November 18, 2010
"We see the charismatic [Bornean rhino] as a flagship species for the diverse lowland rainforest in Sabah. The signing is a major breakthrough to effectively combine the protection of endangered species like the rhino and the restoration of their natural habitat," Dr. Petra Kretzschmar, co-founder of RFF, said in a press release.
The Bornean rhino is a subspecies of the Sumatran rhino (Dicerorhinus sumatrensis), classified as Critically Endangered by the IUCN Red List. After decades of extensive forest loss and poaching, the Sumatran rhino has dwindled to some 250, while the Bornean rhino is down to 50 animals at best. Already, one of the Sumatran rhino subspecies, the Northern Sumatran rhino (Dicerorhinus sumatrensis lasiotis), is likely extinct, though a few may survive in Myanmar.
Researchers estimate that 250 Sumatran rhino survive in the world, and 40 or so Bornean rhinos, such as this captive male, named Tam. Scientists hope to pair Tam with a female to produce the next generation of Bornean rhinos, in an effort to save this species from extinction. Photo by: Jeremy Hance.
While the Bornean rhino has become the focal species of the reforestation project, implementers hope the project serves a number of threatened species in Tabin, including orangutans, Bornean pygmy elephants, and the clouded leopard.

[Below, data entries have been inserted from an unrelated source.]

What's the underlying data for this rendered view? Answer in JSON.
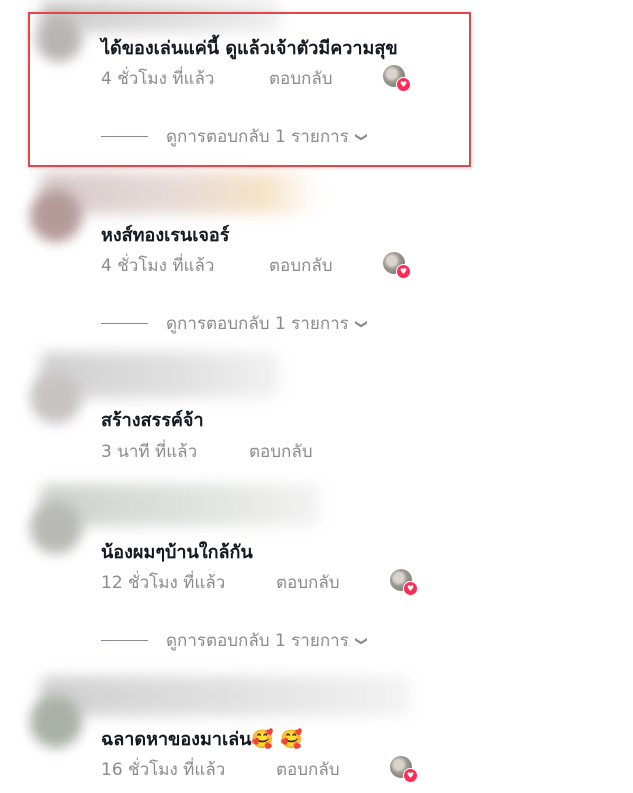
{
  "comments": [
    {
      "text": "ได้ของเล่นแค่นี้ ดูแล้วเจ้าตัวมีความสุข",
      "time": "4 ชั่วโมง ที่แล้ว",
      "reply_label": "ตอบกลับ",
      "liked_by_creator": true,
      "view_replies": "ดูการตอบกลับ 1 รายการ",
      "highlighted": true
    },
    {
      "text": "หงส์ทองเรนเจอร์",
      "time": "4 ชั่วโมง ที่แล้ว",
      "reply_label": "ตอบกลับ",
      "liked_by_creator": true,
      "view_replies": "ดูการตอบกลับ 1 รายการ"
    },
    {
      "text": "สร้างสรรค์จ้า",
      "time": "3 นาที ที่แล้ว",
      "reply_label": "ตอบกลับ",
      "liked_by_creator": false
    },
    {
      "text": "น้องผมๆบ้านใกล้กัน",
      "time": "12 ชั่วโมง ที่แล้ว",
      "reply_label": "ตอบกลับ",
      "liked_by_creator": true,
      "view_replies": "ดูการตอบกลับ 1 รายการ"
    },
    {
      "text": "ฉลาดหาของมาเล่น🥰 🥰",
      "time": "16 ชั่วโมง ที่แล้ว",
      "reply_label": "ตอบกลับ",
      "liked_by_creator": true
    }
  ],
  "icons": {
    "chevron": "chevron-down-icon",
    "heart": "heart-icon"
  },
  "colors": {
    "highlight_border": "#e0474d",
    "heart": "#fe2c55",
    "meta_text": "#8a8b91"
  }
}
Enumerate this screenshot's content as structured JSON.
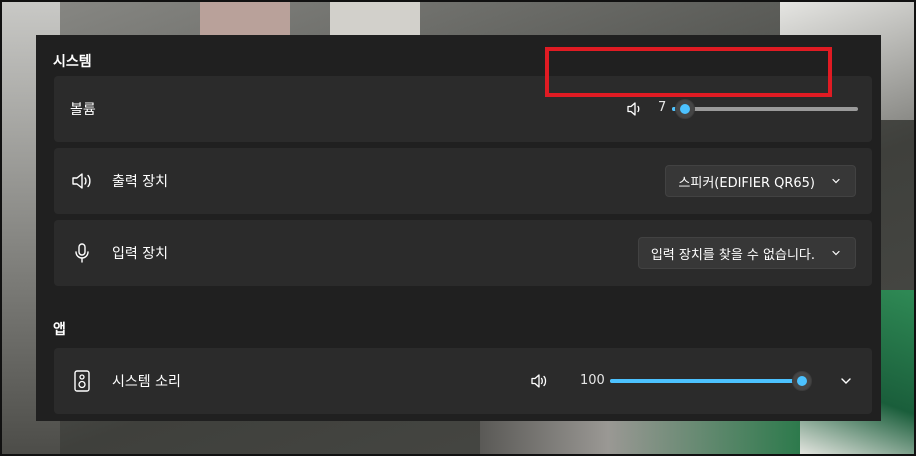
{
  "colors": {
    "accent": "#4cc2ff",
    "highlight": "#e01b23",
    "panel": "#202020",
    "card": "#2b2b2b"
  },
  "system": {
    "title": "시스템",
    "volume": {
      "label": "볼륨",
      "value": "7",
      "level": 0.07,
      "icon": "speaker-low-icon"
    },
    "output": {
      "label": "출력 장치",
      "selected": "스피커(EDIFIER QR65)",
      "icon": "speaker-icon"
    },
    "input": {
      "label": "입력 장치",
      "selected": "입력 장치를 찾을 수 없습니다.",
      "icon": "microphone-icon"
    }
  },
  "apps": {
    "title": "앱",
    "items": [
      {
        "label": "시스템 소리",
        "value": "100",
        "level": 1.0,
        "icon": "system-sounds-icon"
      }
    ]
  }
}
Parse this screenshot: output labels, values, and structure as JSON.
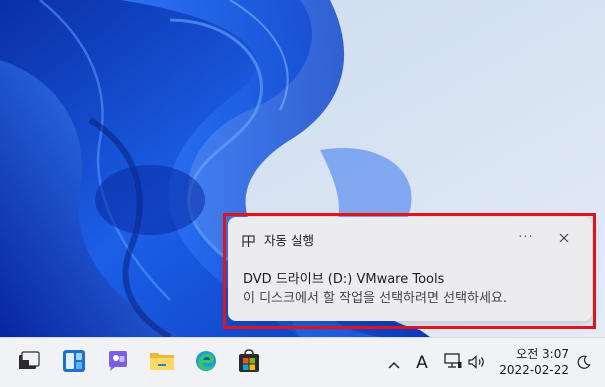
{
  "notification": {
    "app_name": "자동 실행",
    "more_label": "···",
    "title": "DVD 드라이브 (D:) VMware Tools",
    "body": "이 디스크에서 할 작업을 선택하려면 선택하세요.",
    "icons": {
      "app": "autoplay-icon",
      "close": "close-icon"
    }
  },
  "taskbar": {
    "apps": [
      {
        "name": "Start",
        "icon": "start-icon"
      },
      {
        "name": "Widgets",
        "icon": "widgets-icon"
      },
      {
        "name": "Chat",
        "icon": "chat-icon"
      },
      {
        "name": "File Explorer",
        "icon": "folder-icon"
      },
      {
        "name": "Microsoft Edge",
        "icon": "edge-icon"
      },
      {
        "name": "Microsoft Store",
        "icon": "store-icon"
      }
    ],
    "tray": {
      "chevron": "chevron-up-icon",
      "ime_label": "A",
      "network": "network-icon",
      "volume": "volume-icon"
    },
    "clock": {
      "time": "오전 3:07",
      "date": "2022-02-22"
    },
    "focus_assist": "moon-icon"
  },
  "colors": {
    "highlight": "#e0141a",
    "wallpaper_blue": "#1b5fe0",
    "toast_bg": "#ecebee",
    "taskbar_bg": "#f0f2f5"
  }
}
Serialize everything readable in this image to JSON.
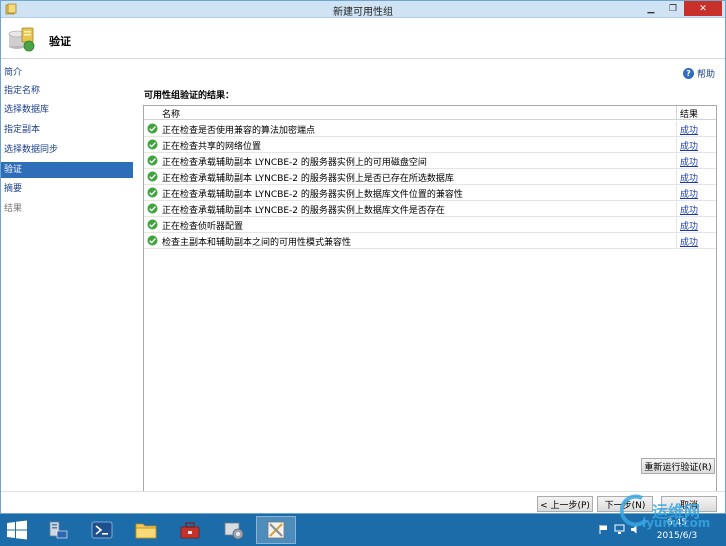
{
  "window": {
    "title": "新建可用性组",
    "page_heading": "验证"
  },
  "sidebar": {
    "items": [
      {
        "label": "简介",
        "state": "normal"
      },
      {
        "label": "指定名称",
        "state": "normal"
      },
      {
        "label": "选择数据库",
        "state": "normal"
      },
      {
        "label": "指定副本",
        "state": "normal"
      },
      {
        "label": "选择数据同步",
        "state": "normal"
      },
      {
        "label": "验证",
        "state": "active"
      },
      {
        "label": "摘要",
        "state": "normal"
      },
      {
        "label": "结果",
        "state": "disabled"
      }
    ]
  },
  "content": {
    "help_label": "帮助",
    "section_title": "可用性组验证的结果：",
    "columns": {
      "name": "名称",
      "result": "结果"
    },
    "rows": [
      {
        "name": "正在检查是否使用兼容的算法加密端点",
        "result": "成功"
      },
      {
        "name": "正在检查共享的网络位置",
        "result": "成功"
      },
      {
        "name": "正在检查承载辅助副本 LYNCBE-2 的服务器实例上的可用磁盘空间",
        "result": "成功"
      },
      {
        "name": "正在检查承载辅助副本 LYNCBE-2 的服务器实例上是否已存在所选数据库",
        "result": "成功"
      },
      {
        "name": "正在检查承载辅助副本 LYNCBE-2 的服务器实例上数据库文件位置的兼容性",
        "result": "成功"
      },
      {
        "name": "正在检查承载辅助副本 LYNCBE-2 的服务器实例上数据库文件是否存在",
        "result": "成功"
      },
      {
        "name": "正在检查侦听器配置",
        "result": "成功"
      },
      {
        "name": "检查主副本和辅助副本之间的可用性模式兼容性",
        "result": "成功"
      }
    ],
    "rerun_label": "重新运行验证(R)"
  },
  "footer": {
    "prev_label": "< 上一步(P)",
    "next_label": "下一步(N)",
    "cancel_label": "取消"
  },
  "taskbar": {
    "time": "6:45",
    "date": "2015/6/3",
    "apps": [
      "server-manager-icon",
      "powershell-icon",
      "file-explorer-icon",
      "toolbox-icon",
      "services-icon",
      "sql-tools-icon"
    ]
  },
  "watermark": {
    "cn": "运维网",
    "url": "iyunv.com"
  },
  "colors": {
    "accent": "#2e6db8",
    "taskbar": "#1b6ca8",
    "success": "#3fa23a",
    "link": "#1c3ba8"
  }
}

The rapidly-vanishing forests of Borneo are considered some of the world's most biodiverse, and Tabin Wildlife Reserve is no exception with a rare stand of old-growth forest still surviving in the park's core area.
The view overlooking Tabin Wildlife Reserve. In the foreground is oil palm plantations, in the background forest. Photo by: Jeremy Hance.
Payne adds that the program brings much-welcome defenders to the fight to save Borneo's wildlife, which is among the most besieged in the world.
"History shows that protected areas in Sabah have benefited from having at least one long term conservation-related program. It doesn't matter exactly what the program entails—what is important is that the area has a high profile, and there will always be people ready and able to defend the integrity and significance of that area whenever it may come under threat," says Payne.
The island of Borneo has lost approximately half of its forest cover in the past 50 years to oil palm plantations, pulp and paper, logging, and fires.
Where two worlds collide: visiting Tabin Wildlife Reserve
(02/21/2010) The vehicle stopped on the way into Tabin Wildlife Reserve as a troupe of pig-tailed macaques began making their way across the road. In a flash a domestic dog, which may or may not have been 'ownerless', ambushed the group. Chaos erupted as the big predator fell upon the community. As quickly as it began it was all over and the dog was rushing over with an infant monkey in its mouth, leaving the macaques' screeching out their helplessness. As my uncustomary welcome to Tabin Wildlife Reserve shows: the park is a meeting of two worlds. On the left side of the road leading into the reserve is a massive oil palm plantation, on the right is the rainforest and the many species the reserve protects. Tabin, therefore, gives the visitor a unique up-close view of the debate raging in Borneo and throughout much of Southeast Asia over conservation and environment versus oil palm plantations.
To save species, Malaysia implements daring plan to trap wild Bornean rhino
(06/13/2010) With less than 40 individuals left in the world, the Bornean rhino is a small step away from extinction. Yet conservationists and government officials in the Malaysian state of Sabah are not letting this subspecies of the Sumatran rhino go without a fight. Implementing a daring last-ditch plan to save the animal, officials are working to capture a wild female to mate with a fertile male named Tam, who was rescued after wandering injured into a palm oil plantation two years ago.
Fighting poachers, going undercover, saving wildlife: all in a day's work for Arief Rubianto
(09/29/2010) Arief Rubianto, the head of an anti-poaching squad on the Indonesian island of Sumatra best describes his daily life in this way: "like mission impossible". Don't believe me? Rubianto has fought with illegal loggers, exchanged gunfire with poachers, survived four days without food in the jungle, and even gone undercover—posing as a buyer of illegal wildlife products—to infiltrate a poaching operation. While many conservationists work from offices—sometimes thousands of miles away from the area they are striving to protect—Rubianto works on the ground (in the jungle, in flood rains, on rock faces, on unpredictable seas, and at all hours of the day), often risking his own life to save the incredibly unique and highly imperiled wildlife of Sumatra.